WHAT YOU ARE ASKED TO DO: No images, please. Copy each entry below exactly as it reads.
((
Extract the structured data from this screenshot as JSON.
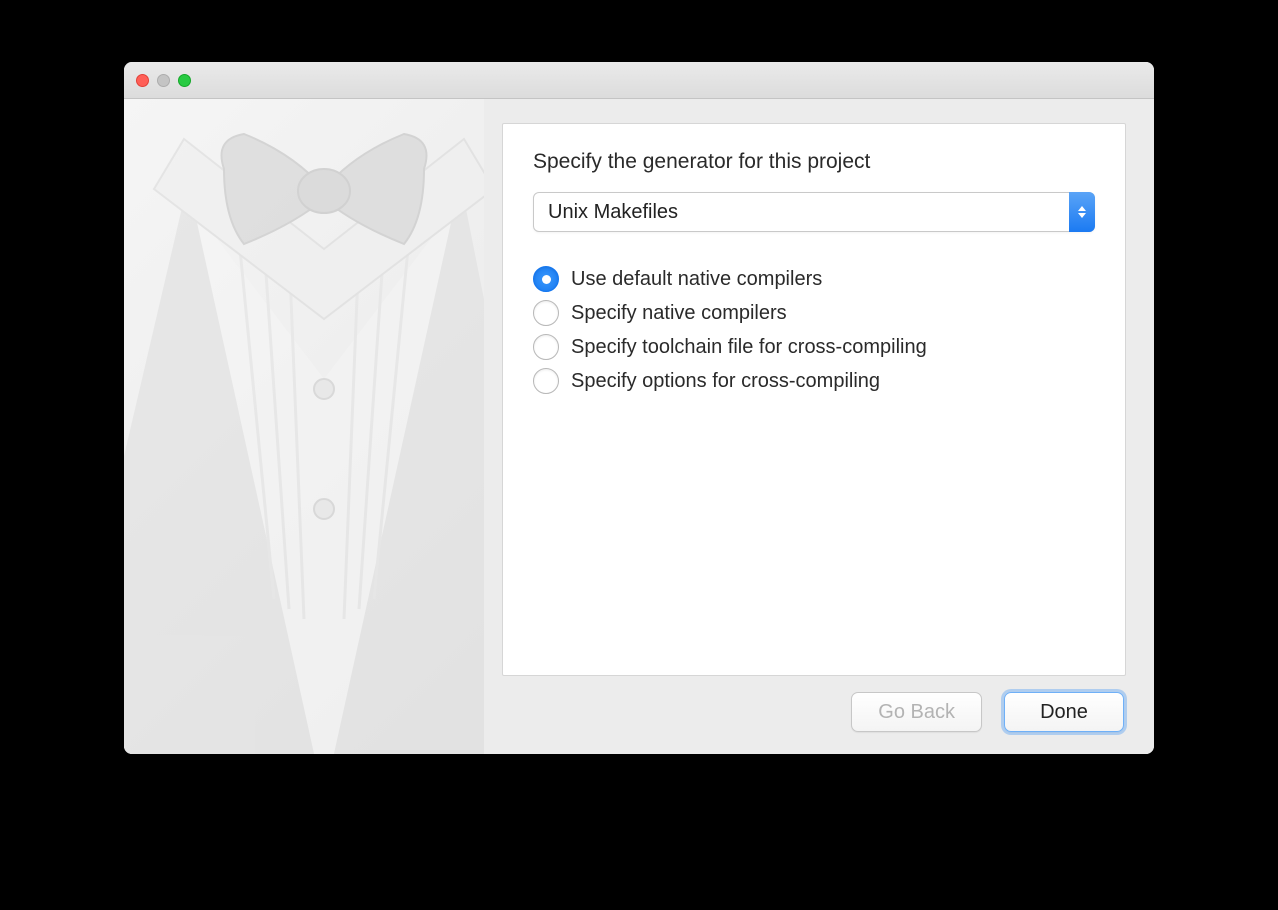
{
  "dialog": {
    "heading": "Specify the generator for this project",
    "generator_selected": "Unix Makefiles",
    "options": [
      {
        "label": "Use default native compilers",
        "selected": true
      },
      {
        "label": "Specify native compilers",
        "selected": false
      },
      {
        "label": "Specify toolchain file for cross-compiling",
        "selected": false
      },
      {
        "label": "Specify options for cross-compiling",
        "selected": false
      }
    ],
    "buttons": {
      "back": "Go Back",
      "done": "Done"
    }
  }
}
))
TASK RESPONSE:
Extract the structured data from this screenshot as JSON.
{
  "dialog": {
    "heading": "Specify the generator for this project",
    "generator_selected": "Unix Makefiles",
    "options": [
      {
        "label": "Use default native compilers",
        "selected": true
      },
      {
        "label": "Specify native compilers",
        "selected": false
      },
      {
        "label": "Specify toolchain file for cross-compiling",
        "selected": false
      },
      {
        "label": "Specify options for cross-compiling",
        "selected": false
      }
    ],
    "buttons": {
      "back": "Go Back",
      "done": "Done"
    }
  }
}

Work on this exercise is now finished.